* **EXERCISE DETAILS**
Copy every line of the records below where the word "icon" occurs.

-------- RECORD EXCERPTS

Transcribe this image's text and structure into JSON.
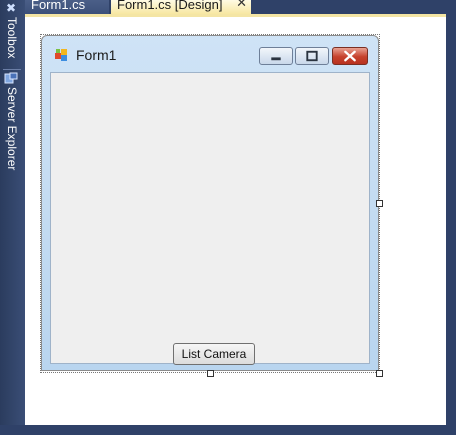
{
  "ide": {
    "tabs": [
      {
        "label": "Form1.cs",
        "active": false
      },
      {
        "label": "Form1.cs [Design]",
        "active": true
      }
    ],
    "tab_close_glyph": "✕",
    "side_tabs": [
      {
        "label": "Toolbox",
        "icon": "toolbox-icon"
      },
      {
        "label": "Server Explorer",
        "icon": "server-explorer-icon"
      }
    ]
  },
  "form": {
    "title": "Form1",
    "icon": "form-app-icon",
    "caption_buttons": [
      "minimize-icon",
      "maximize-icon",
      "close-icon"
    ]
  },
  "controls": {
    "list_camera_button": "List Camera"
  },
  "colors": {
    "ide_chrome": "#2f4168",
    "active_tab": "#f7e7a2",
    "close_button": "#c6412c",
    "form_frame": "#b9d5ef",
    "client_area": "#efefef"
  }
}
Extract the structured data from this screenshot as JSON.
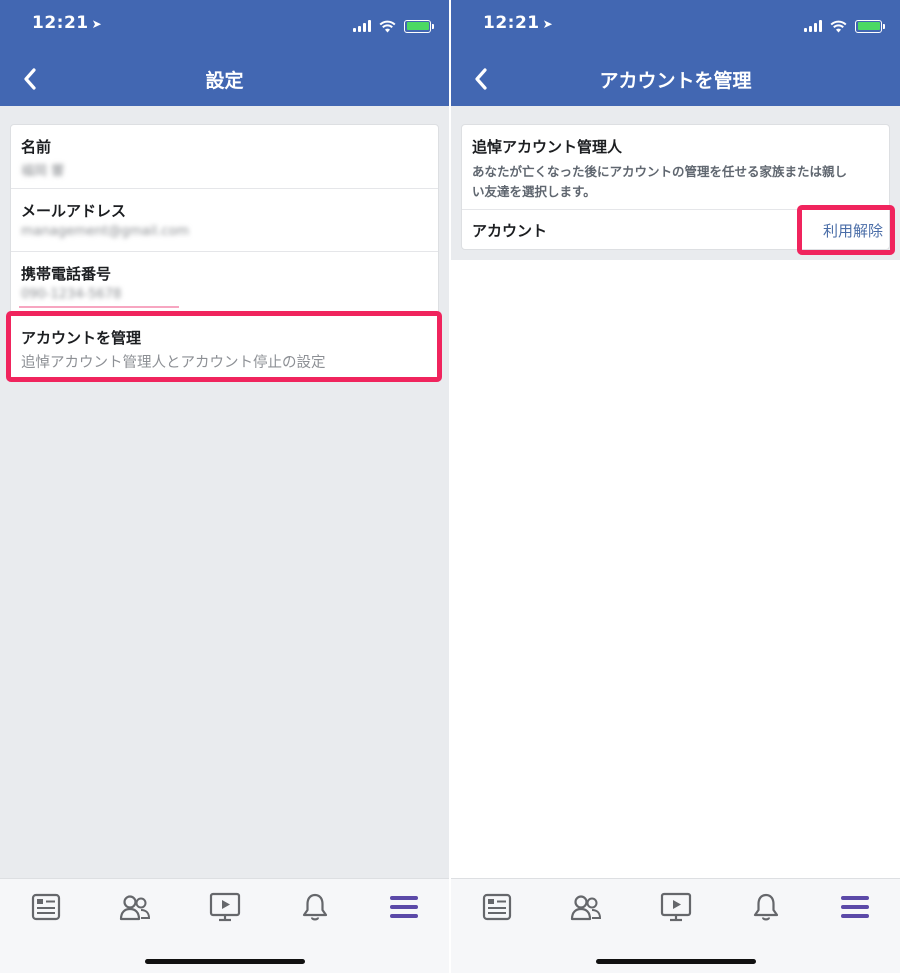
{
  "left": {
    "status": {
      "time": "12:21"
    },
    "nav": {
      "title": "設定"
    },
    "rows": [
      {
        "label": "名前",
        "value": "福岡 響"
      },
      {
        "label": "メールアドレス",
        "value": "management@gmail.com"
      },
      {
        "label": "携帯電話番号",
        "value": "090-1234-5678"
      },
      {
        "label": "アカウントを管理",
        "sub": "追悼アカウント管理人とアカウント停止の設定"
      }
    ]
  },
  "right": {
    "status": {
      "time": "12:21"
    },
    "nav": {
      "title": "アカウントを管理"
    },
    "card": {
      "title": "追悼アカウント管理人",
      "description_line1": "あなたが亡くなった後にアカウントの管理を任せる家族または親し",
      "description_line2": "い友達を選択します。",
      "account_label": "アカウント",
      "release_button": "利用解除"
    }
  },
  "tabbar": {
    "tabs": [
      {
        "icon": "news-feed-icon"
      },
      {
        "icon": "friends-icon"
      },
      {
        "icon": "watch-video-icon"
      },
      {
        "icon": "notifications-bell-icon"
      },
      {
        "icon": "menu-icon",
        "active": true
      }
    ]
  },
  "colors": {
    "brand_blue": "#4267b2",
    "highlight": "#f0245d",
    "active_tab": "#5b49a8",
    "background": "#e9ebee"
  }
}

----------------

* **THE COMPLETED TASK**
        "icon": "toolbox-icon"
        "icon": "server-explorer-icon"
    "icon": "form-app-icon",
      "minimize-icon",
      "maximize-icon",
      "close-icon"
        "icon": "news-feed-icon"
        "icon": "friends-icon"
        "icon": "watch-video-icon"
        "icon": "notifications-bell-icon"
        "icon": "menu-icon",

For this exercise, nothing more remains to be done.